Generally if CNET reviews your product you’re doing something right. That certainly applies to the Cube by 3D Systems’ Cubify. The Cube is one of the easiest to use personal 3D printers, and according to CNET, this printer’s success depends upon that feature. What makes this printer comfortable to use are its cartridge spools, simplified design, and wifi capabilities. Its price is kind of in the middle; there are more expensive and more affordable units.
CNET went up and down throughout their review, and understandably so. The Cube’s appeal ends at its simplicity, which limits its abilities. The software that comes with the Cube is SO simple that the printer seems locked down; the hardware can’t be upgraded or easily modified. The marketing of this printer is very consumer driven, so hobbyists may get the impression that they’re working with Mega Blocks rather than an Erector Set. Configuring for specific prints is not an option; quality is hit and miss because of this. Larger models and the ones that come from Cubify (for a price) come out well, partly due to the proprietary bed adhesive (that you also have to pay for) that keeps your object from peeling and sliding. If your model doesn’t print well though, there’s little you can do besides redesigning it in your CAD software.
Unfortunately, I’ve saved the worst for last. The Cube eats money. Most 3D printers don’t have a need for a proprietary glue. I don’t really see how the filament cartridges are easier to handle than any other spool, yet they cost more. When you register your Cube online (mandatory), you’re met with ads to buy digital models, despite the fact that free models are offered from Thingiverse. These “features” seem more concerned with taking your cash than with giving you an improved experience.

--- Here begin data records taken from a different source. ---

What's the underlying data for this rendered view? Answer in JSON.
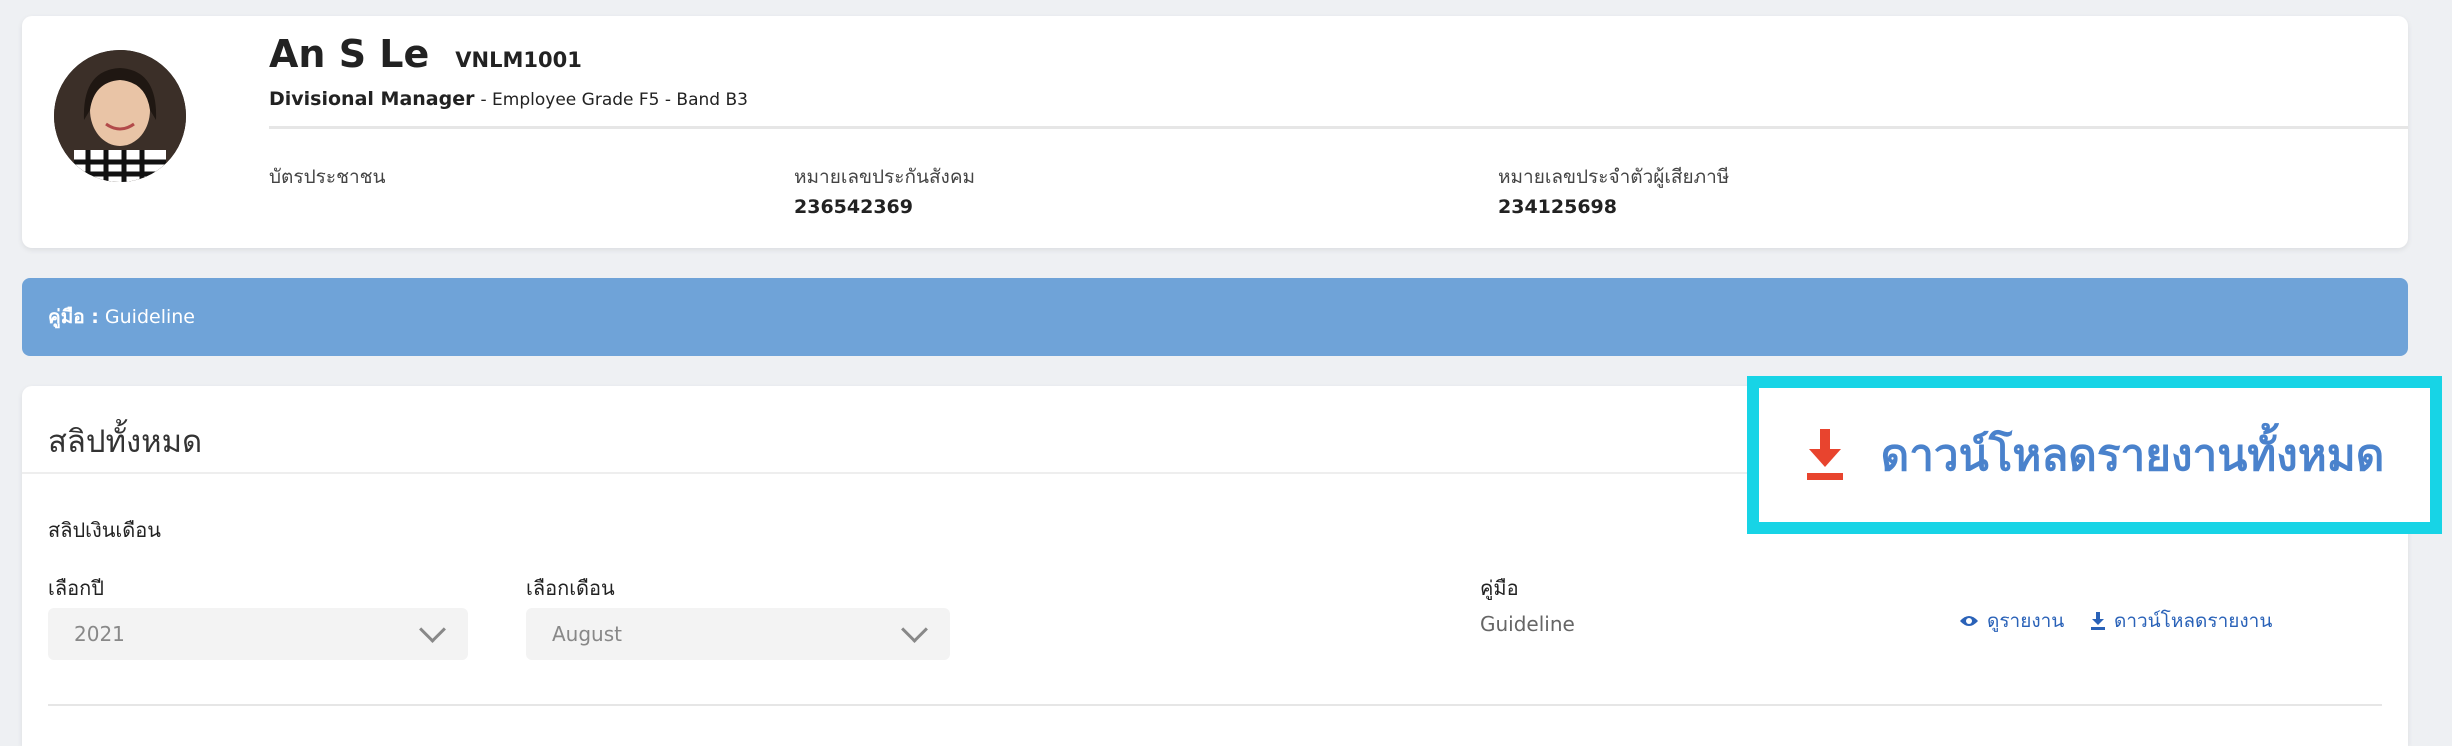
{
  "profile": {
    "name": "An S Le",
    "code": "VNLM1001",
    "position": "Divisional Manager",
    "grade_band": "- Employee Grade F5 - Band B3",
    "id_card_label": "บัตรประชาชน",
    "social_security_label": "หมายเลขประกันสังคม",
    "social_security_value": "236542369",
    "tax_id_label": "หมายเลขประจำตัวผู้เสียภาษี",
    "tax_id_value": "234125698"
  },
  "guide_bar": {
    "label": "คู่มือ :",
    "value": "Guideline"
  },
  "slips": {
    "title": "สลิปทั้งหมด",
    "download_all_label": "ดาวน์โหลดรายงานทั้งหมด",
    "subtitle": "สลิปเงินเดือน",
    "year_label": "เลือกปี",
    "year_value": "2021",
    "month_label": "เลือกเดือน",
    "month_value": "August",
    "guide_label": "คู่มือ",
    "guide_value": "Guideline",
    "view_report": "ดูรายงาน",
    "download_report": "ดาวน์โหลดรายงาน"
  },
  "colors": {
    "guide_bar_bg": "#6fa3d8",
    "highlight_border": "#17d4e6",
    "download_icon": "#e8442e",
    "link": "#2a62b8"
  },
  "icons": {
    "download_all": "download-icon",
    "view": "eye-icon",
    "download": "download-icon",
    "select": "chevron-down-icon"
  }
}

While the Cube is user friendly, I’m not convinced it’s the most easy to use 3D printer, but there’s certainly a hefty convenience fee attached to it. Unless you’re quite overwhelmed by the technical aspects of 3D printing, I feel that this printer’s technical limitations will be a constraint. It is adorable though.
It’s good to see CNET reviewing 3D printers too, as they previously reviewed the MakerBot Replicator. Getting 3D printing into the mainstream will be furthered by the big tech firms shining their spotlights on the printers themselves.